§ **SOURCE DATA**:
- Opening Delimiter -

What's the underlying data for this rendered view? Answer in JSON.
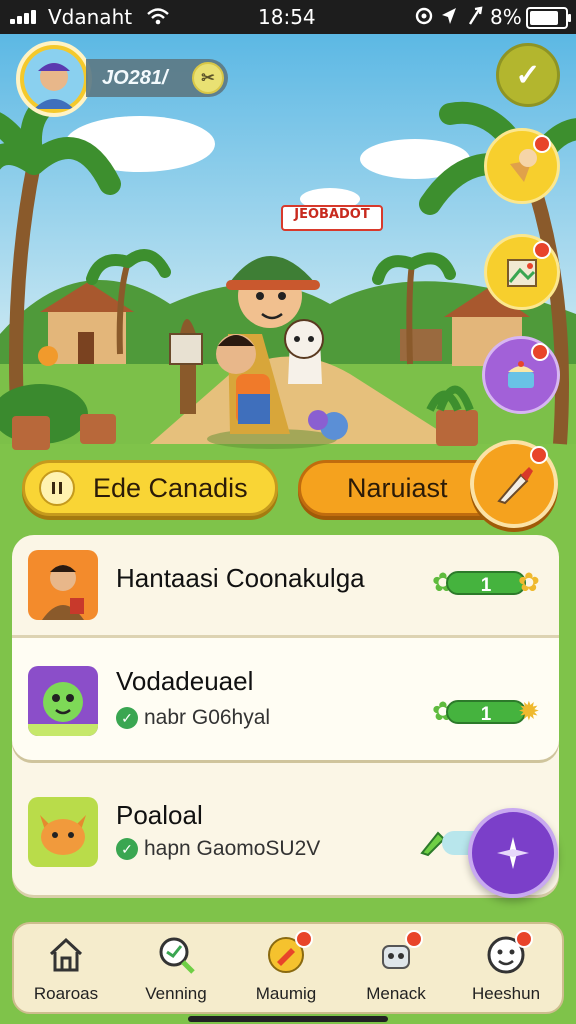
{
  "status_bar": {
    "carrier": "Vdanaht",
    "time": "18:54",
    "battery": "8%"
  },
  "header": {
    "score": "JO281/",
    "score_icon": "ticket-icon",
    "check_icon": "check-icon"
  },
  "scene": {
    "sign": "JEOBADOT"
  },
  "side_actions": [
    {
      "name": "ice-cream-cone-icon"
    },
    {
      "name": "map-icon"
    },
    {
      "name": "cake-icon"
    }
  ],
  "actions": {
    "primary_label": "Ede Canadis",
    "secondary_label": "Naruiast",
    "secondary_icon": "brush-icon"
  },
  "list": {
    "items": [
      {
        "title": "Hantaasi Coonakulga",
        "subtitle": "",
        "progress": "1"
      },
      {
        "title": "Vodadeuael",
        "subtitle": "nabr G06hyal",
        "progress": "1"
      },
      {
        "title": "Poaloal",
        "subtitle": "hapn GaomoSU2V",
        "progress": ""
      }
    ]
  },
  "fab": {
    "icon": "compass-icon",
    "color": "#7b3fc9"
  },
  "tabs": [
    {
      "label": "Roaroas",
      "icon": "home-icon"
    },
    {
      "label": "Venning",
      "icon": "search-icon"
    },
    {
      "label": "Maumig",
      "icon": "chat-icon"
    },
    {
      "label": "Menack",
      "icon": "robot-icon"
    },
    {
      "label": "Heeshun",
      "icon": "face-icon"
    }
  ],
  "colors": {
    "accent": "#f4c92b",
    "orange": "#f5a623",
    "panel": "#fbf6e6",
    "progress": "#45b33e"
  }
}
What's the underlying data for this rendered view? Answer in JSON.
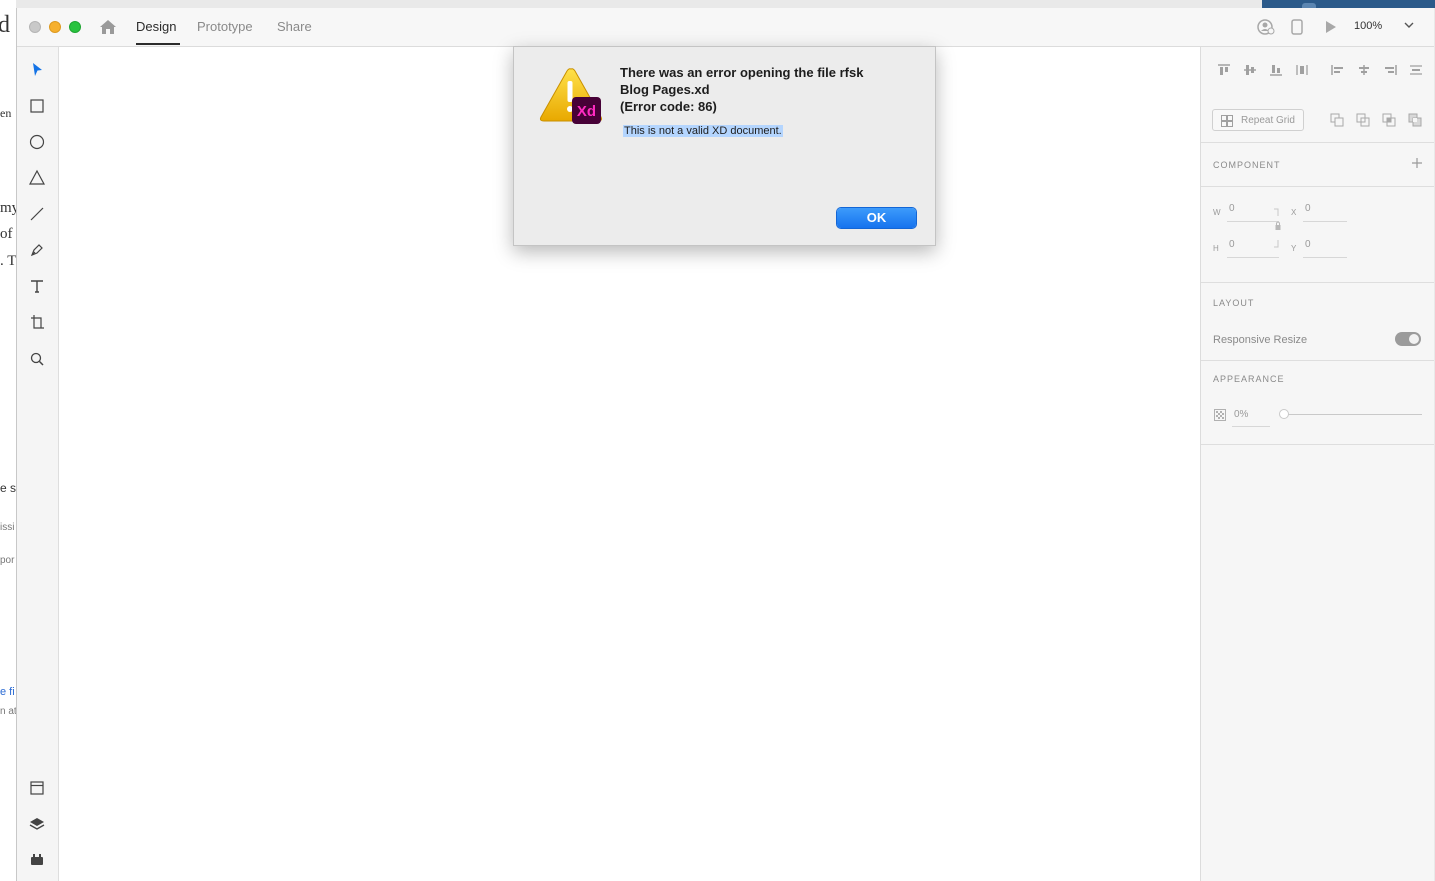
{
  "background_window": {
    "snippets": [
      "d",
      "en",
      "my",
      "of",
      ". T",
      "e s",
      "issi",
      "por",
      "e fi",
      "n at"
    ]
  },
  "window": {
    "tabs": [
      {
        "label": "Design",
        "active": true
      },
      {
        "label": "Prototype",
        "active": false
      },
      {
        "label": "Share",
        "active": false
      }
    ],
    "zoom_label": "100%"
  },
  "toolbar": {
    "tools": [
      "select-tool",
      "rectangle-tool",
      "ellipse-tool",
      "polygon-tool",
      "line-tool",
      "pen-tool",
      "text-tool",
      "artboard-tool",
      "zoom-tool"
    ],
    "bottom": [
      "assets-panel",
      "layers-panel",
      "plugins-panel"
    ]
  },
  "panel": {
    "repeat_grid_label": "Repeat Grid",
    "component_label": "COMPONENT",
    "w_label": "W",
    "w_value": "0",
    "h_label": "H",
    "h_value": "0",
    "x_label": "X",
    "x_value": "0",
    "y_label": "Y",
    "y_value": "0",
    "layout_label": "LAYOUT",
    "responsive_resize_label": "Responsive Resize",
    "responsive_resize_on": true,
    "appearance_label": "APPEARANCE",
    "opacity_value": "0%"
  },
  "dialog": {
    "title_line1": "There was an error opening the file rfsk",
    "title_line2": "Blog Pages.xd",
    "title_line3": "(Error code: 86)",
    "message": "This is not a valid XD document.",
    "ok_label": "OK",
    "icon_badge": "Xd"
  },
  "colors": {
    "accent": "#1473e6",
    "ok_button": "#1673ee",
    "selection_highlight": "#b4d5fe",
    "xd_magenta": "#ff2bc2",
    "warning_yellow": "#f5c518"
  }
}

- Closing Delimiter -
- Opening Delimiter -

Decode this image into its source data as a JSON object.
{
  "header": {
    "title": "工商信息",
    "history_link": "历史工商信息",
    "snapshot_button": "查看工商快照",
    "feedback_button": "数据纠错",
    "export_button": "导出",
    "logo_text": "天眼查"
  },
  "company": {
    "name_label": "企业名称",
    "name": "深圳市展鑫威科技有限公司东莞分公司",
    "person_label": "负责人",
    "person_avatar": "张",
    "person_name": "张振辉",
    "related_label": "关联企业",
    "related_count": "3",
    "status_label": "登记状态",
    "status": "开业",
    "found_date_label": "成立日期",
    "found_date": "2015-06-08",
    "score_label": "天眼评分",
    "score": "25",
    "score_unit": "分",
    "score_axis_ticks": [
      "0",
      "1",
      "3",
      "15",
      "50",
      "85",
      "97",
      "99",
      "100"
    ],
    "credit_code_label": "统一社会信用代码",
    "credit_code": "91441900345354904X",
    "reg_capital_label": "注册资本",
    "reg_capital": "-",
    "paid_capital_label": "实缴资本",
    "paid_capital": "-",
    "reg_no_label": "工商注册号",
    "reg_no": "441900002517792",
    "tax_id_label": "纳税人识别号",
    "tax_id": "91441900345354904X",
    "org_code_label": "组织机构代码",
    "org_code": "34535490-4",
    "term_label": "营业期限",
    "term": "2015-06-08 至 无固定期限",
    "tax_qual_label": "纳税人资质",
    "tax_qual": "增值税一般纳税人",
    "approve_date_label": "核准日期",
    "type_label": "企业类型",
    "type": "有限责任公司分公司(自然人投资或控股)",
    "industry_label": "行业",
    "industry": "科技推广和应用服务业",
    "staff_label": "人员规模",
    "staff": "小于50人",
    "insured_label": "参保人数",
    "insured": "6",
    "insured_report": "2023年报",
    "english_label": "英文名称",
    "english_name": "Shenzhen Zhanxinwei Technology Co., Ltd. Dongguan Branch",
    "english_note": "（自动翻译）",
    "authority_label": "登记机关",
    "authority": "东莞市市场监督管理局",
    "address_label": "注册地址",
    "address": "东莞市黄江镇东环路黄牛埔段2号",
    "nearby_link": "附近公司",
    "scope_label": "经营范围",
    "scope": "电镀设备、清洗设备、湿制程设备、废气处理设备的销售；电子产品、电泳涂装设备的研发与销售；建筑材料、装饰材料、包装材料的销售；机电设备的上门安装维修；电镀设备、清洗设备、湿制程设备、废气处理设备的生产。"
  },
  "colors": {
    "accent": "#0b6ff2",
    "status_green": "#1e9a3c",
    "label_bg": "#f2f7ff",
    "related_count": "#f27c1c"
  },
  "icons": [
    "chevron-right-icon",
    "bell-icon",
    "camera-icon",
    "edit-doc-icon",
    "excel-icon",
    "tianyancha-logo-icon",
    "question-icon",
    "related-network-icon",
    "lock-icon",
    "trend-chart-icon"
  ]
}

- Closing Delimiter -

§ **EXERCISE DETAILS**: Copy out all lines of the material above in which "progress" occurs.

§ **OUTPUT**:
        "progress": "1"
        "progress": "1"
        "progress": ""
    "progress": "#45b33e"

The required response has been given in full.